By James Hemker
PITTSBURGH — Christmas has come early. Before her senior season began, setter Jenna Gray had just a singular wish for her last year in the Cardinal and White.
“The one thing I want to do is win it all, and I want to be able to contribute to us winning in whatever way possible,” Gray said in August.
Gray, and the other members of this legendary senior class, can rest easy tonight knowing that they have achieved the ultimate. They are national champions for the third time in four years.
No. 3 Stanford dropped fourth-seeded Wisconsin in straight sets to claim the program’s nation-leading ninth national championship. The 25-16, 25-17, 25-20 win gives Stanford its third team title of the year, and brings the school total to a NCAA-best 126.
With 39 assists, Gray commanded her offense to hitting at a .358 clip. Against a very tall Wisconsin team, the highly aggressive general attempted just two unsuccessful dumps and instead allow her attackers to do the work.
“I’ve been saying since freshman year that I was going to dump at the national championship on match point,” laughed Gray. “[My hitters] put in so much work for me, I think they deserved it so much, and they made my job so much easier.”
It’s a sentence that has been written a thousand times over the last four years: outside Kathryn Plummer made the game her own. The senior terminated a match-high 22 kills while hitting a highly-efficient .459. These weren’t run-of-the-mill kills — Plummer hit every shot in her arsenal to fool the Badgers. In front of a crowd of 16,290 people, she turned in yet another double-double with 10 digs and earned the Most Outstanding Player of the Tournament.
“She’s the most lethal attacker in the NCAA and arguably, any attacker out there,” said senior libero Morgan Hentz. “We’re lucky to have her on our side.”
Hentz and Gray were also named to the All-Tournament Team.
Everyone knew Plummer would define the match for Stanford, but the X-factor was how the Cardinal middles would deal with Wisconsin’s three-time First Team All-American Dana Rettke. One loomed large, and the other rained points on the Badgers. Rettke finished with just seven kills while hitting .158.
Sophomore middle Holly Campbell paced the floor with five blocks while contributing three kills on six swings. Graduate middle Madeleine Gates, who transferred from UCLA for her final year of eligibility, was the most efficient attacker on the floor. She put away 10 kills on .529 hitting, including the match-winning point.
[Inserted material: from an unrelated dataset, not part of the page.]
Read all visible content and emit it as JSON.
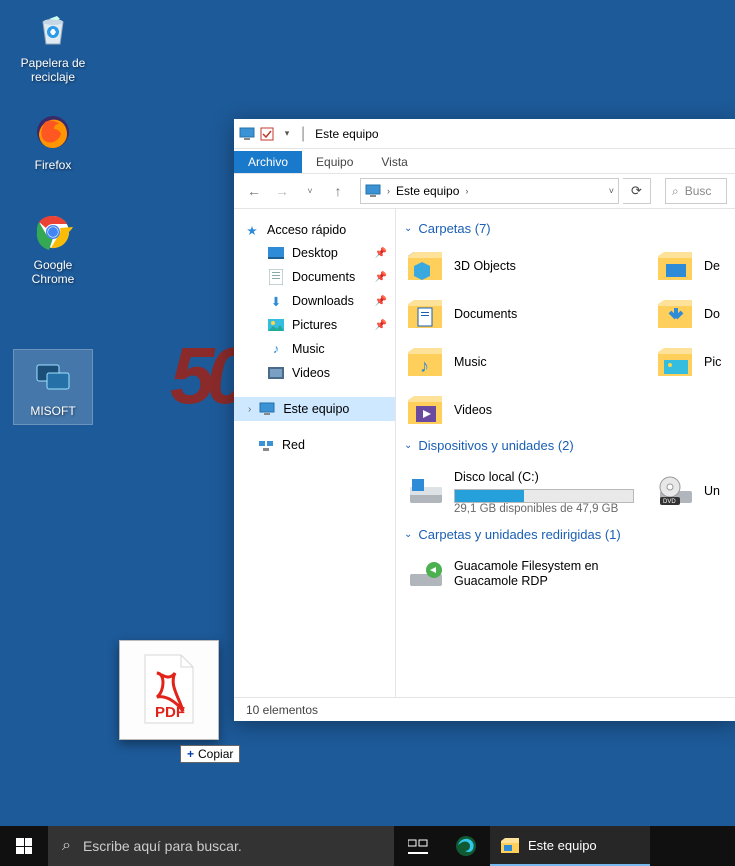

“I definitely didn’t expect to get set on that point,” said Gates. “But it was amazing and a really surreal way to finish out my college career.”
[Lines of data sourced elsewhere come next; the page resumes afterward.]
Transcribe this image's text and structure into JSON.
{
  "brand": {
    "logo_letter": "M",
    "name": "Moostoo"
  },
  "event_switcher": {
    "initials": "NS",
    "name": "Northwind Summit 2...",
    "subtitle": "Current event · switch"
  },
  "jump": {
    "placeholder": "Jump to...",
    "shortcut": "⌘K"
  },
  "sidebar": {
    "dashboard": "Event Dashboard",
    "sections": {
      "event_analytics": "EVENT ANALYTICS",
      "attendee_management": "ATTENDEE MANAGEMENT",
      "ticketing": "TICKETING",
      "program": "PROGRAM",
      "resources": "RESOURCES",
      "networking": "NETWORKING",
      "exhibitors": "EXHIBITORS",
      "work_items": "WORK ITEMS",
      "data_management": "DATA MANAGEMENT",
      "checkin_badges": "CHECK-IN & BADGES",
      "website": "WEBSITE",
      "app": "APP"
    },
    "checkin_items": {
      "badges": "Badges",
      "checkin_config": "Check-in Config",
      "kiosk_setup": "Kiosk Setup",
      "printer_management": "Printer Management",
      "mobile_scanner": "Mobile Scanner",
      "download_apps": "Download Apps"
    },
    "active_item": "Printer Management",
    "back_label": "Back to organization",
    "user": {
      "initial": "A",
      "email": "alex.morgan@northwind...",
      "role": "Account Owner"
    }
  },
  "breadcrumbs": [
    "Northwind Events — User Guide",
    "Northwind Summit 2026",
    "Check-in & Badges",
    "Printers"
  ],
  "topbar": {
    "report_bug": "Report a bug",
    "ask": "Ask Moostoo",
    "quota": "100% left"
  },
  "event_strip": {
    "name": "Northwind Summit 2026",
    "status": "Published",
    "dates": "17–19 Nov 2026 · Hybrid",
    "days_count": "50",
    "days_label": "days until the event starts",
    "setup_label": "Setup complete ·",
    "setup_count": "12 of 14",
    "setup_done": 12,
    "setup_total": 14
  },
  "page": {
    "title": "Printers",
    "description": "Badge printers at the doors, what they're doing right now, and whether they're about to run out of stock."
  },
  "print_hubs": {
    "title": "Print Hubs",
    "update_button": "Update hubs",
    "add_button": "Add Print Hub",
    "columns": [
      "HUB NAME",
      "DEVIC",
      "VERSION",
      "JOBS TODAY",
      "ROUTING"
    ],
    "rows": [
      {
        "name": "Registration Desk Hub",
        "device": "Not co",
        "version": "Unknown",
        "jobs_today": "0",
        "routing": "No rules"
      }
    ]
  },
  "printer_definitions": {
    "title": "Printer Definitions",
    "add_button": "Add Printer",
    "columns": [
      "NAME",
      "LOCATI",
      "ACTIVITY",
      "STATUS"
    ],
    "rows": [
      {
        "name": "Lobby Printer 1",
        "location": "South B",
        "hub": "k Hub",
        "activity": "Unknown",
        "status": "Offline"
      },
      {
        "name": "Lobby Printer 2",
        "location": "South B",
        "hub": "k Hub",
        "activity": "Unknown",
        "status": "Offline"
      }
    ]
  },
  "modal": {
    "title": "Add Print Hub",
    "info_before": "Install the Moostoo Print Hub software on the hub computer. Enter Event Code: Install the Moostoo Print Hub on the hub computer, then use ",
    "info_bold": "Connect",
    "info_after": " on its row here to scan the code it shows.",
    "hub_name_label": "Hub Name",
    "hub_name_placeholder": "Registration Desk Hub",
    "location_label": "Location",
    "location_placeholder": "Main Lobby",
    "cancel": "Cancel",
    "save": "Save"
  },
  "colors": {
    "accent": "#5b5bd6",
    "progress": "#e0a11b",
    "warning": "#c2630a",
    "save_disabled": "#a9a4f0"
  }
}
For Gates, this match is simply the exclamation point on an insane postseason run. The 2019 All-American concluded the tournament with 46 kills on 80 swings and just a single error. Over six games, she averaged a .563 hitting efficiency.
Senior opposite Audriana Fitzmorris put away eight kills, including a string in the second set to bury the Badgers.
It took Wisconsin until the third set to earn their first lead of the match. The Cardinal defense trapped the Badgers, who hit .152 as a whole team — their worst performance of the year. While the stat sheet says Stanford recorded just seven blocks, the front row put hands on nearly every Wisconsin attack, making it much easier for the back row to dig balls.
And digs balls they did. With 57 total digs, the team was one shy of the season’s three-set high. Hentz paced the team for the final time with 17, and junior outside Meghan McClure upped 13 more, while also turning in seven kills.
The back row was excellent at controlling Stanford’s transition and out of system play. Hentz put up five assists and junior defensive specialist Kate Formico had two more — all of them signifying points where the offense managed to control the chaos. Wisconsin was unable to consistently put balls away, contributing to Stanford’s 70% sideout rate.
With three national championships to their name, the senior class has completed one of the grandest four-year runs in the history of college volleyball. They finish their careers with a 121-16 record, including a 22-1 postseason record. The Big Four in Gray, Hentz, Fitzmorris and Plummer have all left their mark on the school in the form of records, titles and awards.
But if you ask any of them, the seniors don’t need to think about their legacy or the gravity of their undertaking. They are perfectly happy with being in the moment and knowing that in their final year, they were the best.
Contact James Hemker at jahemker ‘at’ stanford.edu.